ABOUT THIS EXERCISE -
Every line in the listing is to be echoed verbatim.

###

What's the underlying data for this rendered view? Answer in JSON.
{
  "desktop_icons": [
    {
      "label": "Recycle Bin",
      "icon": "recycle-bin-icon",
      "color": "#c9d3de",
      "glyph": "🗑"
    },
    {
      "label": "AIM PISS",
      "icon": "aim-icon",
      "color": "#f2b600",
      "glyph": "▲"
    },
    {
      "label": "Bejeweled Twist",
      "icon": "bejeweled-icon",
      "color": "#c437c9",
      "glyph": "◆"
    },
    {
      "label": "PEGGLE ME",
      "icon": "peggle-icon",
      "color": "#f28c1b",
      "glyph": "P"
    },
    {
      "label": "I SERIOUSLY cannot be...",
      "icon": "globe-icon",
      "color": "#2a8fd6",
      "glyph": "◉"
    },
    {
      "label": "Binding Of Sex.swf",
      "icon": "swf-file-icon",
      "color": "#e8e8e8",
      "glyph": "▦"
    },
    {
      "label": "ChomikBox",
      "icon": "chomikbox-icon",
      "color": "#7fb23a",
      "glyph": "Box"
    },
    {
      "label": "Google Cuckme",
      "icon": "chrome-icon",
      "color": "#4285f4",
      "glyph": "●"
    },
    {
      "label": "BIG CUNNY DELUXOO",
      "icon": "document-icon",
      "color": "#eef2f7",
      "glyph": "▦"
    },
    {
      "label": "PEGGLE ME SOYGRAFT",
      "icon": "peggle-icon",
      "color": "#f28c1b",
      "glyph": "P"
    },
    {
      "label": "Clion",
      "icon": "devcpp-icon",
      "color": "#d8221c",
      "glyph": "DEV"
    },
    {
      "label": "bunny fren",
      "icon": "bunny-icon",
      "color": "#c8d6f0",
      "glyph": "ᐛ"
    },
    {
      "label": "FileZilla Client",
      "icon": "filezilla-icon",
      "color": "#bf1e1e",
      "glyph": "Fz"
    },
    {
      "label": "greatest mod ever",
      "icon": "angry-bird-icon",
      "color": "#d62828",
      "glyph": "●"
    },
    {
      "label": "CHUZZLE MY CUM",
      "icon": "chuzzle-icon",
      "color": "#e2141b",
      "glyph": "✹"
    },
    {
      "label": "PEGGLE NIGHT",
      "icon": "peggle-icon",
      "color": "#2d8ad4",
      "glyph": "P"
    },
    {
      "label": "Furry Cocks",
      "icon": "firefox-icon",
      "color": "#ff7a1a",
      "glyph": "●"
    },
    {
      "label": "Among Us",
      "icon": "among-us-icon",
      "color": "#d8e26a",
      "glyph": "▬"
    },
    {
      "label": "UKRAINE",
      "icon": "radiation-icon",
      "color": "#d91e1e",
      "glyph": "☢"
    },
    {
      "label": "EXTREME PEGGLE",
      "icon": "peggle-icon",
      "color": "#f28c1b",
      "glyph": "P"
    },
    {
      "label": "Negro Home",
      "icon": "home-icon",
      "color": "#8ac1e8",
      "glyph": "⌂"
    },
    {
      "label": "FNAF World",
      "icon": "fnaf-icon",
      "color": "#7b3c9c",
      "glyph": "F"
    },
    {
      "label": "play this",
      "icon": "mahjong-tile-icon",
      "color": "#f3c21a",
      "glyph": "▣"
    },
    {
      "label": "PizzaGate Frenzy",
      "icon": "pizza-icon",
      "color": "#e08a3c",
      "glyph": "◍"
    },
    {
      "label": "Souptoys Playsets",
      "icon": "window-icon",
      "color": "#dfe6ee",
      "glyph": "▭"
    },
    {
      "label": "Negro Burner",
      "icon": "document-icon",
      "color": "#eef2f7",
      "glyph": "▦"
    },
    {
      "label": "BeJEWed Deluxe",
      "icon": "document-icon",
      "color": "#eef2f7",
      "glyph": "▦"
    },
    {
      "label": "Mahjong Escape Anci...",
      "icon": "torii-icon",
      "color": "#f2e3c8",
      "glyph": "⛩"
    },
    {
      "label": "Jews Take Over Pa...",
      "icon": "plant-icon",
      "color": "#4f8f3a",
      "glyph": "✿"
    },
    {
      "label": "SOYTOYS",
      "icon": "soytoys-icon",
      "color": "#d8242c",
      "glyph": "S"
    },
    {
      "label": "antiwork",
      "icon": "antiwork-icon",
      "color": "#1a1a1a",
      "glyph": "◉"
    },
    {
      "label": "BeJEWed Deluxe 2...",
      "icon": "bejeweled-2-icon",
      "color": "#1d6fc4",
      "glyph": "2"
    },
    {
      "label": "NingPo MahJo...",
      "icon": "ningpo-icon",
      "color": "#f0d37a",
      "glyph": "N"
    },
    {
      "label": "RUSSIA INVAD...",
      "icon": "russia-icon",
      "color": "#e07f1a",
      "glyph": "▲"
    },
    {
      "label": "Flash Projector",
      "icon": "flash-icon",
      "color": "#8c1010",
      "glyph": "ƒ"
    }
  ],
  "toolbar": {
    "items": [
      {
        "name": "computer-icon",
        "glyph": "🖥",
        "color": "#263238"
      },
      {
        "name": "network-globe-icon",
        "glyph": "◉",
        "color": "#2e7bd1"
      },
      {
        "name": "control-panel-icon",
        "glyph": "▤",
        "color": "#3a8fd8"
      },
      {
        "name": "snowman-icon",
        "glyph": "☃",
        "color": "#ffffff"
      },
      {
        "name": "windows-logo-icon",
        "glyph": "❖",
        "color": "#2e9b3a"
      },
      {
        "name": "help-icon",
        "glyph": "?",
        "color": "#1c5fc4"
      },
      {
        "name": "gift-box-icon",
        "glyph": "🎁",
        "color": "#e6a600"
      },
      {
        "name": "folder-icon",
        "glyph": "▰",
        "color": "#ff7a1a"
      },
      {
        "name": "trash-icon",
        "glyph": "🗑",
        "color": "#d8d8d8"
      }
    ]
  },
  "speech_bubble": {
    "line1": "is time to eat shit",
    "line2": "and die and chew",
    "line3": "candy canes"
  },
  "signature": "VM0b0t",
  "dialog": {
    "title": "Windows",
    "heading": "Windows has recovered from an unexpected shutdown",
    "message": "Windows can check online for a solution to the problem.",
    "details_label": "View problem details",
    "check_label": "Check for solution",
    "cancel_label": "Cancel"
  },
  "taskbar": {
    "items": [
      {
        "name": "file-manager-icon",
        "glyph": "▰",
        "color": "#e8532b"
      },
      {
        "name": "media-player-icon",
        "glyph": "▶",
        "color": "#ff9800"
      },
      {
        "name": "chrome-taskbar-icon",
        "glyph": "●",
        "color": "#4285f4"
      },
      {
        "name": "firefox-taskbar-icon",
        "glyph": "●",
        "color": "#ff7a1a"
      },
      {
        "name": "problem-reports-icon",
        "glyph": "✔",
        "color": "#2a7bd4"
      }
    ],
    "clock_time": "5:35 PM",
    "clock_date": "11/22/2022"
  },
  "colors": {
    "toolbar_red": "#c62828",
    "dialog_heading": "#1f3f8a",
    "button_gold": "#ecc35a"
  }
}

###

YOUR RESPONSE -
What's the underlying data for this rendered view? Answer in JSON.
{
  "desktop_icons": [
    {
      "label": "Recycle Bin",
      "icon": "recycle-bin-icon",
      "color": "#c9d3de",
      "glyph": "🗑"
    },
    {
      "label": "AIM PISS",
      "icon": "aim-icon",
      "color": "#f2b600",
      "glyph": "▲"
    },
    {
      "label": "Bejeweled Twist",
      "icon": "bejeweled-icon",
      "color": "#c437c9",
      "glyph": "◆"
    },
    {
      "label": "PEGGLE ME",
      "icon": "peggle-icon",
      "color": "#f28c1b",
      "glyph": "P"
    },
    {
      "label": "I SERIOUSLY cannot be...",
      "icon": "globe-icon",
      "color": "#2a8fd6",
      "glyph": "◉"
    },
    {
      "label": "Binding Of Sex.swf",
      "icon": "swf-file-icon",
      "color": "#e8e8e8",
      "glyph": "▦"
    },
    {
      "label": "ChomikBox",
      "icon": "chomikbox-icon",
      "color": "#7fb23a",
      "glyph": "Box"
    },
    {
      "label": "Google Cuckme",
      "icon": "chrome-icon",
      "color": "#4285f4",
      "glyph": "●"
    },
    {
      "label": "BIG CUNNY DELUXOO",
      "icon": "document-icon",
      "color": "#eef2f7",
      "glyph": "▦"
    },
    {
      "label": "PEGGLE ME SOYGRAFT",
      "icon": "peggle-icon",
      "color": "#f28c1b",
      "glyph": "P"
    },
    {
      "label": "Clion",
      "icon": "devcpp-icon",
      "color": "#d8221c",
      "glyph": "DEV"
    },
    {
      "label": "bunny fren",
      "icon": "bunny-icon",
      "color": "#c8d6f0",
      "glyph": "ᐛ"
    },
    {
      "label": "FileZilla Client",
      "icon": "filezilla-icon",
      "color": "#bf1e1e",
      "glyph": "Fz"
    },
    {
      "label": "greatest mod ever",
      "icon": "angry-bird-icon",
      "color": "#d62828",
      "glyph": "●"
    },
    {
      "label": "CHUZZLE MY CUM",
      "icon": "chuzzle-icon",
      "color": "#e2141b",
      "glyph": "✹"
    },
    {
      "label": "PEGGLE NIGHT",
      "icon": "peggle-icon",
      "color": "#2d8ad4",
      "glyph": "P"
    },
    {
      "label": "Furry Cocks",
      "icon": "firefox-icon",
      "color": "#ff7a1a",
      "glyph": "●"
    },
    {
      "label": "Among Us",
      "icon": "among-us-icon",
      "color": "#d8e26a",
      "glyph": "▬"
    },
    {
      "label": "UKRAINE",
      "icon": "radiation-icon",
      "color": "#d91e1e",
      "glyph": "☢"
    },
    {
      "label": "EXTREME PEGGLE",
      "icon": "peggle-icon",
      "color": "#f28c1b",
      "glyph": "P"
    },
    {
      "label": "Negro Home",
      "icon": "home-icon",
      "color": "#8ac1e8",
      "glyph": "⌂"
    },
    {
      "label": "FNAF World",
      "icon": "fnaf-icon",
      "color": "#7b3c9c",
      "glyph": "F"
    },
    {
      "label": "play this",
      "icon": "mahjong-tile-icon",
      "color": "#f3c21a",
      "glyph": "▣"
    },
    {
      "label": "PizzaGate Frenzy",
      "icon": "pizza-icon",
      "color": "#e08a3c",
      "glyph": "◍"
    },
    {
      "label": "Souptoys Playsets",
      "icon": "window-icon",
      "color": "#dfe6ee",
      "glyph": "▭"
    },
    {
      "label": "Negro Burner",
      "icon": "document-icon",
      "color": "#eef2f7",
      "glyph": "▦"
    },
    {
      "label": "BeJEWed Deluxe",
      "icon": "document-icon",
      "color": "#eef2f7",
      "glyph": "▦"
    },
    {
      "label": "Mahjong Escape Anci...",
      "icon": "torii-icon",
      "color": "#f2e3c8",
      "glyph": "⛩"
    },
    {
      "label": "Jews Take Over Pa...",
      "icon": "plant-icon",
      "color": "#4f8f3a",
      "glyph": "✿"
    },
    {
      "label": "SOYTOYS",
      "icon": "soytoys-icon",
      "color": "#d8242c",
      "glyph": "S"
    },
    {
      "label": "antiwork",
      "icon": "antiwork-icon",
      "color": "#1a1a1a",
      "glyph": "◉"
    },
    {
      "label": "BeJEWed Deluxe 2...",
      "icon": "bejeweled-2-icon",
      "color": "#1d6fc4",
      "glyph": "2"
    },
    {
      "label": "NingPo MahJo...",
      "icon": "ningpo-icon",
      "color": "#f0d37a",
      "glyph": "N"
    },
    {
      "label": "RUSSIA INVAD...",
      "icon": "russia-icon",
      "color": "#e07f1a",
      "glyph": "▲"
    },
    {
      "label": "Flash Projector",
      "icon": "flash-icon",
      "color": "#8c1010",
      "glyph": "ƒ"
    }
  ],
  "toolbar": {
    "items": [
      {
        "name": "computer-icon",
        "glyph": "🖥",
        "color": "#263238"
      },
      {
        "name": "network-globe-icon",
        "glyph": "◉",
        "color": "#2e7bd1"
      },
      {
        "name": "control-panel-icon",
        "glyph": "▤",
        "color": "#3a8fd8"
      },
      {
        "name": "snowman-icon",
        "glyph": "☃",
        "color": "#ffffff"
      },
      {
        "name": "windows-logo-icon",
        "glyph": "❖",
        "color": "#2e9b3a"
      },
      {
        "name": "help-icon",
        "glyph": "?",
        "color": "#1c5fc4"
      },
      {
        "name": "gift-box-icon",
        "glyph": "🎁",
        "color": "#e6a600"
      },
      {
        "name": "folder-icon",
        "glyph": "▰",
        "color": "#ff7a1a"
      },
      {
        "name": "trash-icon",
        "glyph": "🗑",
        "color": "#d8d8d8"
      }
    ]
  },
  "speech_bubble": {
    "line1": "is time to eat shit",
    "line2": "and die and chew",
    "line3": "candy canes"
  },
  "signature": "VM0b0t",
  "dialog": {
    "title": "Windows",
    "heading": "Windows has recovered from an unexpected shutdown",
    "message": "Windows can check online for a solution to the problem.",
    "details_label": "View problem details",
    "check_label": "Check for solution",
    "cancel_label": "Cancel"
  },
  "taskbar": {
    "items": [
      {
        "name": "file-manager-icon",
        "glyph": "▰",
        "color": "#e8532b"
      },
      {
        "name": "media-player-icon",
        "glyph": "▶",
        "color": "#ff9800"
      },
      {
        "name": "chrome-taskbar-icon",
        "glyph": "●",
        "color": "#4285f4"
      },
      {
        "name": "firefox-taskbar-icon",
        "glyph": "●",
        "color": "#ff7a1a"
      },
      {
        "name": "problem-reports-icon",
        "glyph": "✔",
        "color": "#2a7bd4"
      }
    ],
    "clock_time": "5:35 PM",
    "clock_date": "11/22/2022"
  },
  "colors": {
    "toolbar_red": "#c62828",
    "dialog_heading": "#1f3f8a",
    "button_gold": "#ecc35a"
  }
}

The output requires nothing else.